- Collection entries
────
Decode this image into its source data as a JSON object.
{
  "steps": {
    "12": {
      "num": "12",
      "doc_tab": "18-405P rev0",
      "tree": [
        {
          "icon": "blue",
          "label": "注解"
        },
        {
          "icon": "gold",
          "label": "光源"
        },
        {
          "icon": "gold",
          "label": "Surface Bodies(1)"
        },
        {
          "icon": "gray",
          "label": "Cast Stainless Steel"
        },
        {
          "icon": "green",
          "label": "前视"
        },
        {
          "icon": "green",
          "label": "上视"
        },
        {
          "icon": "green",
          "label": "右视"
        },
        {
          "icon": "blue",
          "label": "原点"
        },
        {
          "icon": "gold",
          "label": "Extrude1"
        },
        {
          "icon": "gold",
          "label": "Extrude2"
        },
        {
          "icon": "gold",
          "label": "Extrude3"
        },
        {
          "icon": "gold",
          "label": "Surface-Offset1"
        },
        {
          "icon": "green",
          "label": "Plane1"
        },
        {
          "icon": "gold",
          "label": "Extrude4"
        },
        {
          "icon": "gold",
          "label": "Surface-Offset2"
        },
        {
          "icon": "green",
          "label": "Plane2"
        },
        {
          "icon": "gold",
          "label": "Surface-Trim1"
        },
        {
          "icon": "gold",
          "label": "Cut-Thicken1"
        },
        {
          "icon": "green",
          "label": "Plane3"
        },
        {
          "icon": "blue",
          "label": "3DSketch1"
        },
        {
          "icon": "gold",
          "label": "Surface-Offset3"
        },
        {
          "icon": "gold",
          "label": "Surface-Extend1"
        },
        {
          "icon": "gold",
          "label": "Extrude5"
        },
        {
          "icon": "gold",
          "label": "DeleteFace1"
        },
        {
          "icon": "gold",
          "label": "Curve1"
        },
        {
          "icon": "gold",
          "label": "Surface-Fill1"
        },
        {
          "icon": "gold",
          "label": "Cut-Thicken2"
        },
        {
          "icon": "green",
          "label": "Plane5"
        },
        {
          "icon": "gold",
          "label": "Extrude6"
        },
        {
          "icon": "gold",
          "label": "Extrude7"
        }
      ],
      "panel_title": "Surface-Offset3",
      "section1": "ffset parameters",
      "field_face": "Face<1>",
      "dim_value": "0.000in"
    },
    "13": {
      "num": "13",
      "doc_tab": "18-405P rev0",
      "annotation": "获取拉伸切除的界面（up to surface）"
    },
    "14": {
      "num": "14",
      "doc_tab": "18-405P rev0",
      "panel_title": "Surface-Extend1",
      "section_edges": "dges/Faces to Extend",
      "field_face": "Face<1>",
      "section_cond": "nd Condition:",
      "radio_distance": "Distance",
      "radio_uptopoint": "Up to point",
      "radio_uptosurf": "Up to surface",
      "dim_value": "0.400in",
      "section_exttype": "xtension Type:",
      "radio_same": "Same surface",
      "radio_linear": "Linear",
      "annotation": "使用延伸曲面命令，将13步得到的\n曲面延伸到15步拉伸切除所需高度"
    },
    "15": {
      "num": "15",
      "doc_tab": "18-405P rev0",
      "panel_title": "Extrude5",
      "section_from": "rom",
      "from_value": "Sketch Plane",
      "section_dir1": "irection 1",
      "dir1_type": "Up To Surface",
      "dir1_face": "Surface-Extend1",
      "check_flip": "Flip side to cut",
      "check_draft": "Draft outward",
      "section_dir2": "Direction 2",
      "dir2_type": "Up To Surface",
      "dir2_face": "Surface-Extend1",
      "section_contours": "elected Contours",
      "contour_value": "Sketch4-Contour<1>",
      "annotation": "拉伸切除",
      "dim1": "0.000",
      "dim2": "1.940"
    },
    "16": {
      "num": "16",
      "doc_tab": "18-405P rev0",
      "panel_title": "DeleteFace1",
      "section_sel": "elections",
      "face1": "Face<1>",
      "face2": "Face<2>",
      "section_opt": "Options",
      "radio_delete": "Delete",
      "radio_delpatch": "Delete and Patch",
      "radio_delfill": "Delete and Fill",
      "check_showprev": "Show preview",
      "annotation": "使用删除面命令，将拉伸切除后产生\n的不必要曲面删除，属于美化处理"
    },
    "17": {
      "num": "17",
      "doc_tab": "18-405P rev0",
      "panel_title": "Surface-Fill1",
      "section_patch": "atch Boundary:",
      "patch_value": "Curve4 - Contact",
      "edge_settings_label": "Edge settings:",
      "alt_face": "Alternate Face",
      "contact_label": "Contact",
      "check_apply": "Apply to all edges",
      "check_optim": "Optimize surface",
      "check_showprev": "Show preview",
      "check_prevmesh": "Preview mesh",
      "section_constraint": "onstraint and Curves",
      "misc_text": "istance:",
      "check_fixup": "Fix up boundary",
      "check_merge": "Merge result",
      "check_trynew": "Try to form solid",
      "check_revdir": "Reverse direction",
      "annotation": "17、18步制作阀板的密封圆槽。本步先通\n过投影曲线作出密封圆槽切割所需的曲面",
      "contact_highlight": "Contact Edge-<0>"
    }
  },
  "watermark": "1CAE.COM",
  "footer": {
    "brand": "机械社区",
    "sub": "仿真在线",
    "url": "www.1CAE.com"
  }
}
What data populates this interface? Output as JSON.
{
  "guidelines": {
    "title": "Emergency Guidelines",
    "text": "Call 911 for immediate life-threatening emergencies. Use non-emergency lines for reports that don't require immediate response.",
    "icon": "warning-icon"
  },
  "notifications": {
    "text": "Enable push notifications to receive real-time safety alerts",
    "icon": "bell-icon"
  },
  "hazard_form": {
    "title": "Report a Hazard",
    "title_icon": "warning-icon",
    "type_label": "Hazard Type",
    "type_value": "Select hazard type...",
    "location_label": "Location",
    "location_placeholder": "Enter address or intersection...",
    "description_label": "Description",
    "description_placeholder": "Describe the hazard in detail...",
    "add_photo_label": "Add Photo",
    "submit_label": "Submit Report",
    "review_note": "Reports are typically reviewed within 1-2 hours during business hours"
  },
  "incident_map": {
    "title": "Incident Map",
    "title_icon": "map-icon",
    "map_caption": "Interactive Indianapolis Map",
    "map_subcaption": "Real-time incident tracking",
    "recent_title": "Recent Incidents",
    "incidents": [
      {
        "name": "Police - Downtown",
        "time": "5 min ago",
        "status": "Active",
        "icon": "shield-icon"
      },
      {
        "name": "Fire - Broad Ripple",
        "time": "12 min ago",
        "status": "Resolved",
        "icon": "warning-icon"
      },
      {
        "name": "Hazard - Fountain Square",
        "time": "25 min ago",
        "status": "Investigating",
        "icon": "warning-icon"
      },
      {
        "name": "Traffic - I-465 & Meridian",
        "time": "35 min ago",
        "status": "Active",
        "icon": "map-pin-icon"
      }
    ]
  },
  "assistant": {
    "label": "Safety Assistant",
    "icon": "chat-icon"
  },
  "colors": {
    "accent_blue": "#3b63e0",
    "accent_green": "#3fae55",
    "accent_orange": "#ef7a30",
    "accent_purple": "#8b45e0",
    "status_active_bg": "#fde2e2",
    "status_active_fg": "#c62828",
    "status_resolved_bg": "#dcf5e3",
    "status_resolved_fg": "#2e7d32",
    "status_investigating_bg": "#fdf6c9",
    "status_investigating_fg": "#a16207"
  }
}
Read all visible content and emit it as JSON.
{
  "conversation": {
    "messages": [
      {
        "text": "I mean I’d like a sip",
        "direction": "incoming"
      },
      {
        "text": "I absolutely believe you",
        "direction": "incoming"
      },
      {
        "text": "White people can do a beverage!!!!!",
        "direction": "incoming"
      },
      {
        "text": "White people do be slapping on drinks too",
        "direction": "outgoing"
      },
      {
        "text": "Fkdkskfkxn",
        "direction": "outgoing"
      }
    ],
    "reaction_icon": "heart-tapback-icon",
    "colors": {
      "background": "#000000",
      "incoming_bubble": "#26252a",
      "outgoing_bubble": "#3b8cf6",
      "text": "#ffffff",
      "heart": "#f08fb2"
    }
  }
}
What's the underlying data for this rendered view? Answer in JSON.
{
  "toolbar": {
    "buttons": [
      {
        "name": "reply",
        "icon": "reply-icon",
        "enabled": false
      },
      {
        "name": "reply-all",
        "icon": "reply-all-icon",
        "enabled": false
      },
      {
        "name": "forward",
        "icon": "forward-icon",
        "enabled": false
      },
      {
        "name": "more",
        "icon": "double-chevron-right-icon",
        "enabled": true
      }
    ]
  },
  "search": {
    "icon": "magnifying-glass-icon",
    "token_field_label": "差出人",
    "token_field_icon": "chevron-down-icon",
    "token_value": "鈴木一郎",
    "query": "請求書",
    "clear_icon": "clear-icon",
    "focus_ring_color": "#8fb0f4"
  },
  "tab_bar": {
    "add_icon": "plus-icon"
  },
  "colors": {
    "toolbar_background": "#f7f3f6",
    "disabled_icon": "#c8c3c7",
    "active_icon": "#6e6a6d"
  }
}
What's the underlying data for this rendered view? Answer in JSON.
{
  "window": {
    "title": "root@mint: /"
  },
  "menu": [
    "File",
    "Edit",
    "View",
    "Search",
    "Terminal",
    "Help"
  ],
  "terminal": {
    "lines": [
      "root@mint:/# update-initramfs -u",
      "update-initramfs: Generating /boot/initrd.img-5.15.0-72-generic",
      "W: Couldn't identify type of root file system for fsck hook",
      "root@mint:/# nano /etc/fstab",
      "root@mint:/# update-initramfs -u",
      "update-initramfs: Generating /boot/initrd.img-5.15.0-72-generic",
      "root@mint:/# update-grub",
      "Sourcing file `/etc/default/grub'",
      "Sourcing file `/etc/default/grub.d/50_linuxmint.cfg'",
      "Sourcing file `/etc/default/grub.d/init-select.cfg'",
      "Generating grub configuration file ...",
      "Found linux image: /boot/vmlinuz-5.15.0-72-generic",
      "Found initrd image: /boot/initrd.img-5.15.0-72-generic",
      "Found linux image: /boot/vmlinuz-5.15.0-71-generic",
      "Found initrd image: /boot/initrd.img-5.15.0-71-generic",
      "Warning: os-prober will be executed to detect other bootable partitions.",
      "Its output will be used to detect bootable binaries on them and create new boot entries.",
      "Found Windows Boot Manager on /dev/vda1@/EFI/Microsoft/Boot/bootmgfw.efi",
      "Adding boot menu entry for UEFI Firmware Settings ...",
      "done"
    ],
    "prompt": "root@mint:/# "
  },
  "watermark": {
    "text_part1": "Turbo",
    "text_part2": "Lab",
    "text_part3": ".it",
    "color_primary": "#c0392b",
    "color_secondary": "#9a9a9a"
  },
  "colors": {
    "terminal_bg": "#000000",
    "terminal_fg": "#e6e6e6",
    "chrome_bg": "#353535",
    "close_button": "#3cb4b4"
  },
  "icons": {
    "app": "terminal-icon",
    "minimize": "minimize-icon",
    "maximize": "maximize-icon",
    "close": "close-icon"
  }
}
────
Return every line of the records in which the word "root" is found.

- Answer below
    "title": "root@mint: /"
      "root@mint:/# update-initramfs -u",
      "W: Couldn't identify type of root file system for fsck hook",
      "root@mint:/# nano /etc/fstab",
      "root@mint:/# update-initramfs -u",
      "root@mint:/# update-grub",
    "prompt": "root@mint:/# "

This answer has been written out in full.